On the back end, Chris Tanev comes back from a maintenance day, while Marc-Andre Gragnani, who now has played enough games to become a restricted free agent instead of an unrestricted free agent, will be a healthy scratch.
Teemu Hartikainen – Ryan Nugent-Hopkins – Jordan Eberle
Ryan Jones – Sam Gagner – Ales Hemsky
Eric Belanger – Shawn Horcoff – Ryan Smyth
Darcy Hordichuk – Chris VandeVelde – Ben Eager
Ryan Whitney – Nick Schultz
Cam Barker – Jeff Petry
Andy Sutton – Colten Teubert
Devan Dubnyk starts in goal for a fourth straight game – and 12th time in the last 14 – ahead of veteran Nikolai Khabibulin
The Oilers are locked into 14th place in the Western Conference and another lottery pick in the NHL Draft, but coach Tom Renney made it clear they have something to play for beyond just spoiling the Canucks’ night.
“The fact we’ve had the type of season we’ve had is motivation in itself and as I explained to the guys out on the ice just now this is the first game of next year,” Renney said. “Better play that way.”
Ben Eager, who has a long history of antagonizing the Canucks during his time in Chicago and San Jose, draws back into the lineup on the fourth line.

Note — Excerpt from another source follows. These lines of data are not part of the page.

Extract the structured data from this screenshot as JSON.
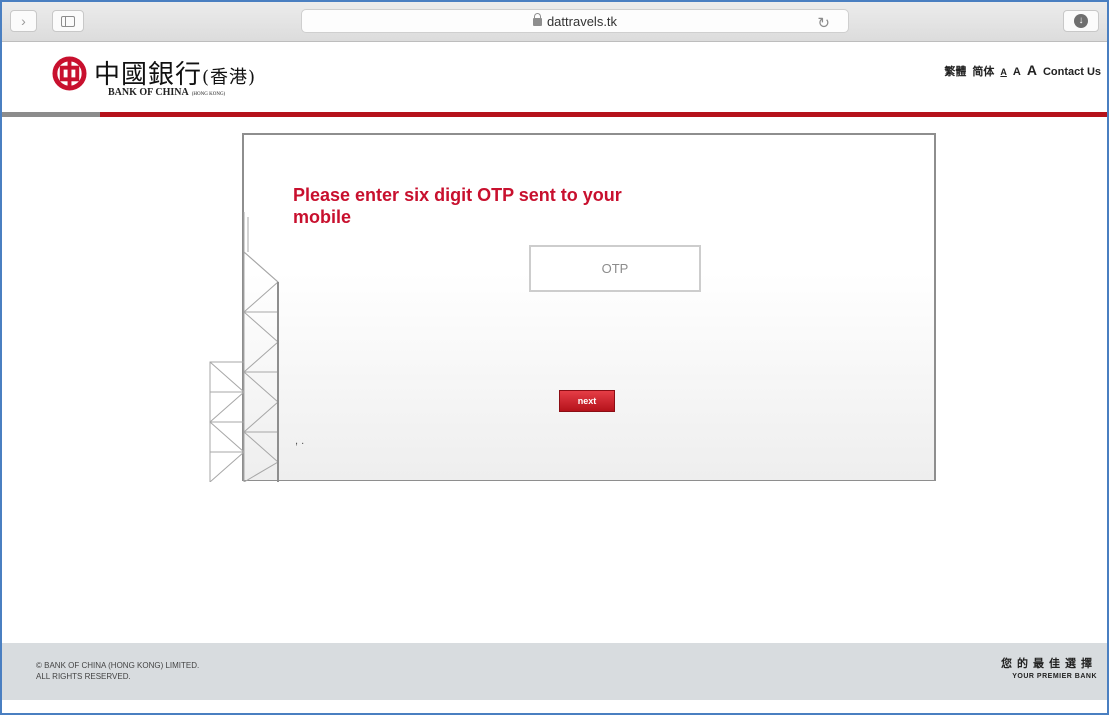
{
  "browser": {
    "url": "dattravels.tk",
    "icons": {
      "back": "chevron-right-icon",
      "sidebar": "sidebar-icon",
      "lock": "lock-icon",
      "reload": "reload-icon",
      "download": "download-icon"
    }
  },
  "header": {
    "logo_cn": "中國銀行",
    "logo_cn_suffix": "(香港)",
    "logo_en": "BANK OF CHINA",
    "logo_en_suffix": "(HONG KONG)",
    "nav": {
      "traditional": "繁體",
      "simplified": "简体",
      "font_small": "A",
      "font_medium": "A",
      "font_large": "A",
      "contact": "Contact Us"
    }
  },
  "main": {
    "heading": "Please enter six digit OTP sent to your mobile",
    "otp_placeholder": "OTP",
    "otp_value": "",
    "next_label": "next",
    "dots": ", ."
  },
  "footer": {
    "copyright_line1": "© BANK OF CHINA (HONG KONG) LIMITED.",
    "copyright_line2": "ALL RIGHTS RESERVED.",
    "slogan_cn": "您的最佳選擇",
    "slogan_en": "YOUR PREMIER BANK"
  },
  "colors": {
    "brand_red": "#c8102e",
    "header_line": "#b5121b",
    "footer_bg": "#d8dcdf"
  }
}
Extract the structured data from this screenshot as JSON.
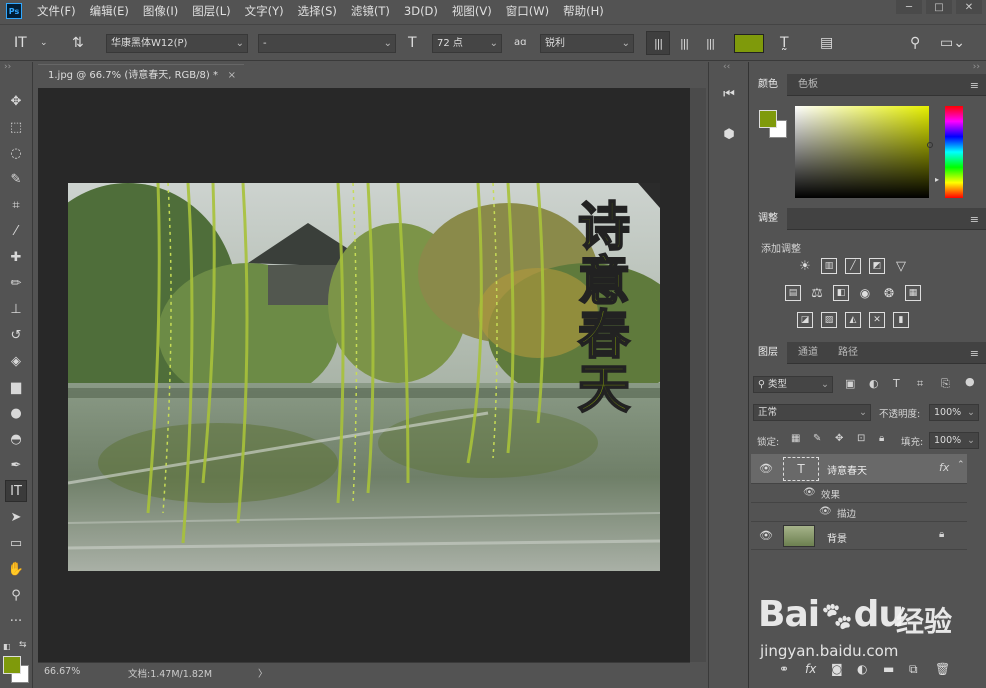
{
  "menu": {
    "logo": "Ps",
    "items": [
      "文件(F)",
      "编辑(E)",
      "图像(I)",
      "图层(L)",
      "文字(Y)",
      "选择(S)",
      "滤镜(T)",
      "3D(D)",
      "视图(V)",
      "窗口(W)",
      "帮助(H)"
    ],
    "window_controls": [
      "─",
      "□",
      "✕"
    ]
  },
  "options": {
    "font_family": "华康黑体W12(P)",
    "font_style": "-",
    "font_size": "72 点",
    "anti_alias": "锐利",
    "aa_label": "aɑ",
    "text_color": "#7f9a0b",
    "tool_glyph": "IT"
  },
  "document": {
    "tab_title": "1.jpg @ 66.7% (诗意春天, RGB/8) *",
    "close": "×"
  },
  "canvas_text": [
    "诗",
    "意",
    "春",
    "天"
  ],
  "status": {
    "zoom": "66.67%",
    "doc_size": "文档:1.47M/1.82M",
    "arrow": "〉"
  },
  "colors": {
    "foreground": "#7f9a0b",
    "background": "#ffffff",
    "panel_bg": "#535353",
    "canvas_bg": "#282828"
  },
  "color_panel": {
    "tabs": [
      "颜色",
      "色板"
    ]
  },
  "adjust_panel": {
    "tabs": [
      "调整"
    ],
    "add_label": "添加调整"
  },
  "layers_panel": {
    "tabs": [
      "图层",
      "通道",
      "路径"
    ],
    "filter_kind": "类型",
    "blend_mode": "正常",
    "opacity_label": "不透明度:",
    "opacity": "100%",
    "lock_label": "锁定:",
    "fill_label": "填充:",
    "fill": "100%",
    "layers": [
      {
        "name": "诗意春天",
        "fx": "fx",
        "effects_label": "效果",
        "stroke_label": "描边"
      },
      {
        "name": "背景"
      }
    ]
  },
  "watermark": {
    "brand": "Bai",
    "brand2": "du",
    "suffix": "经验",
    "url": "jingyan.baidu.com"
  }
}
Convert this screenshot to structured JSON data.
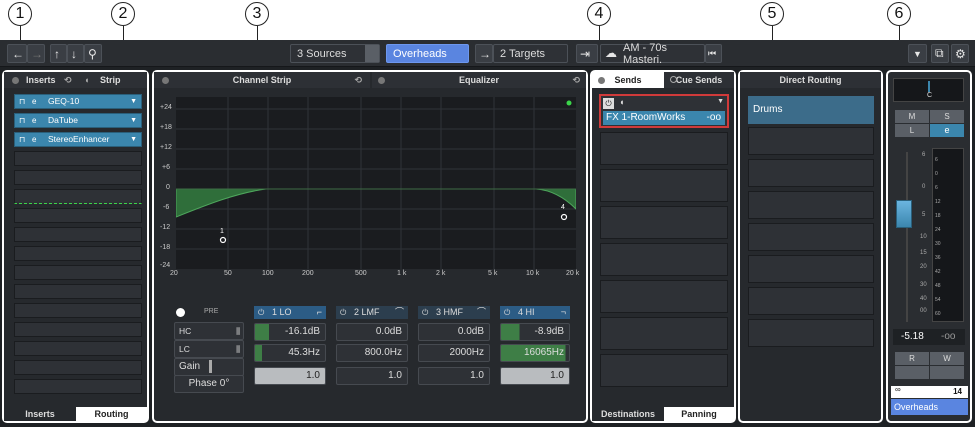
{
  "callouts": [
    "1",
    "2",
    "3",
    "4",
    "5",
    "6"
  ],
  "toolbar": {
    "sources": "3 Sources",
    "channel": "Overheads",
    "targets": "2 Targets",
    "preset": "AM - 70s Masteri."
  },
  "inserts": {
    "tab_inserts": "Inserts",
    "tab_strip": "Strip",
    "plugins": [
      "GEQ-10",
      "DaTube",
      "StereoEnhancer"
    ],
    "bottom_tabs": [
      "Inserts",
      "Routing"
    ]
  },
  "channel_strip": {
    "title": "Channel Strip"
  },
  "equalizer": {
    "title": "Equalizer",
    "y_ticks": [
      "+24",
      "+18",
      "+12",
      "+6",
      "0",
      "-6",
      "-12",
      "-18",
      "-24"
    ],
    "x_ticks": [
      "20",
      "50",
      "100",
      "200",
      "500",
      "1 k",
      "2 k",
      "5 k",
      "10 k",
      "20 k"
    ],
    "point_labels": [
      "1",
      "4"
    ],
    "pre": "PRE",
    "hc": "HC",
    "lc": "LC",
    "gain": "Gain",
    "phase": "Phase 0°",
    "bands": [
      {
        "name": "1 LO",
        "gain": "-16.1dB",
        "freq": "45.3Hz",
        "q": "1.0",
        "active": true
      },
      {
        "name": "2 LMF",
        "gain": "0.0dB",
        "freq": "800.0Hz",
        "q": "1.0",
        "active": false
      },
      {
        "name": "3 HMF",
        "gain": "0.0dB",
        "freq": "2000Hz",
        "q": "1.0",
        "active": false
      },
      {
        "name": "4 HI",
        "gain": "-8.9dB",
        "freq": "16065Hz",
        "q": "1.0",
        "active": true
      }
    ]
  },
  "sends": {
    "tab_sends": "Sends",
    "tab_cue": "Cue Sends",
    "send1": {
      "name": "FX 1-RoomWorks",
      "value": "-oo"
    },
    "bottom_tabs": [
      "Destinations",
      "Panning"
    ]
  },
  "direct_routing": {
    "title": "Direct Routing",
    "item": "Drums"
  },
  "fader": {
    "pan": "C",
    "buttons": [
      "M",
      "S",
      "L",
      "e",
      "R",
      "W"
    ],
    "scale": [
      "6",
      "0",
      "5",
      "10",
      "15",
      "20",
      "30",
      "40",
      "00"
    ],
    "meter_scale": [
      "6",
      "0",
      "6",
      "12",
      "18",
      "24",
      "30",
      "36",
      "42",
      "48",
      "54",
      "60"
    ],
    "level": "-5.18",
    "peak": "-oo",
    "channel_number": "14",
    "channel_name": "Overheads"
  },
  "colors": {
    "accent": "#3b86ad",
    "eq_fill": "#2f6e3a",
    "active_send_border": "#d03a3a"
  }
}
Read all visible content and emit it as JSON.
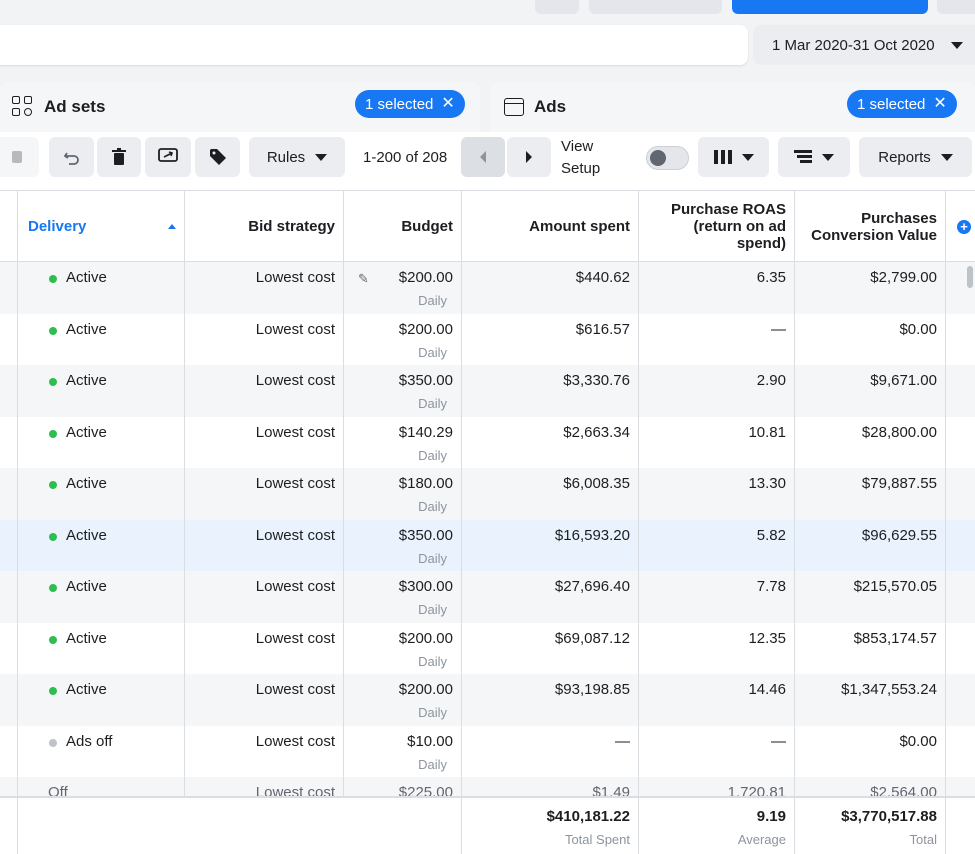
{
  "date_range": {
    "label": "1 Mar 2020-31 Oct 2020"
  },
  "tabs": [
    {
      "label": "Ad sets",
      "icon": "grid-icon",
      "selected_label": "1 selected"
    },
    {
      "label": "Ads",
      "icon": "window-icon",
      "selected_label": "1 selected"
    }
  ],
  "toolbar": {
    "rules_label": "Rules",
    "pager_label": "1-200 of 208",
    "view_setup_line1": "View",
    "view_setup_line2": "Setup",
    "reports_label": "Reports"
  },
  "table": {
    "columns": [
      "Delivery",
      "Bid strategy",
      "Budget",
      "Amount spent",
      "Purchase ROAS (return on ad spend)",
      "Purchases Conversion Value"
    ],
    "rows": [
      {
        "delivery": "Active",
        "status": "active",
        "bid": "Lowest cost",
        "budget": "$200.00",
        "budget_type": "Daily",
        "spent": "$440.62",
        "roas": "6.35",
        "value": "$2,799.00"
      },
      {
        "delivery": "Active",
        "status": "active",
        "bid": "Lowest cost",
        "budget": "$200.00",
        "budget_type": "Daily",
        "spent": "$616.57",
        "roas": "—",
        "value": "$0.00"
      },
      {
        "delivery": "Active",
        "status": "active",
        "bid": "Lowest cost",
        "budget": "$350.00",
        "budget_type": "Daily",
        "spent": "$3,330.76",
        "roas": "2.90",
        "value": "$9,671.00"
      },
      {
        "delivery": "Active",
        "status": "active",
        "bid": "Lowest cost",
        "budget": "$140.29",
        "budget_type": "Daily",
        "spent": "$2,663.34",
        "roas": "10.81",
        "value": "$28,800.00"
      },
      {
        "delivery": "Active",
        "status": "active",
        "bid": "Lowest cost",
        "budget": "$180.00",
        "budget_type": "Daily",
        "spent": "$6,008.35",
        "roas": "13.30",
        "value": "$79,887.55"
      },
      {
        "delivery": "Active",
        "status": "active",
        "bid": "Lowest cost",
        "budget": "$350.00",
        "budget_type": "Daily",
        "spent": "$16,593.20",
        "roas": "5.82",
        "value": "$96,629.55"
      },
      {
        "delivery": "Active",
        "status": "active",
        "bid": "Lowest cost",
        "budget": "$300.00",
        "budget_type": "Daily",
        "spent": "$27,696.40",
        "roas": "7.78",
        "value": "$215,570.05"
      },
      {
        "delivery": "Active",
        "status": "active",
        "bid": "Lowest cost",
        "budget": "$200.00",
        "budget_type": "Daily",
        "spent": "$69,087.12",
        "roas": "12.35",
        "value": "$853,174.57"
      },
      {
        "delivery": "Active",
        "status": "active",
        "bid": "Lowest cost",
        "budget": "$200.00",
        "budget_type": "Daily",
        "spent": "$93,198.85",
        "roas": "14.46",
        "value": "$1,347,553.24"
      },
      {
        "delivery": "Ads off",
        "status": "off",
        "bid": "Lowest cost",
        "budget": "$10.00",
        "budget_type": "Daily",
        "spent": "—",
        "roas": "—",
        "value": "$0.00"
      },
      {
        "delivery": "Off",
        "status": "none",
        "bid": "Lowest cost",
        "budget": "$225.00",
        "budget_type": "",
        "spent": "$1.49",
        "roas": "1,720.81",
        "value": "$2,564.00"
      }
    ],
    "totals": {
      "spent": "$410,181.22",
      "spent_label": "Total Spent",
      "roas": "9.19",
      "roas_label": "Average",
      "value": "$3,770,517.88",
      "value_label": "Total"
    }
  },
  "colors": {
    "accent": "#1877f2",
    "active_dot": "#2dbe4f",
    "off_dot": "#bec3c9",
    "highlight_row": "#eaf3fd"
  }
}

With defensemen Ladislav Smid (neck), Theo Peckham and Corey Potter (both concussions) all still out, prospect Colten Teubert remains with the Oilers on emergency recall and gets to play his first NHL game in front of family and friends form his nearby suburban hometown of White Rock, B.C.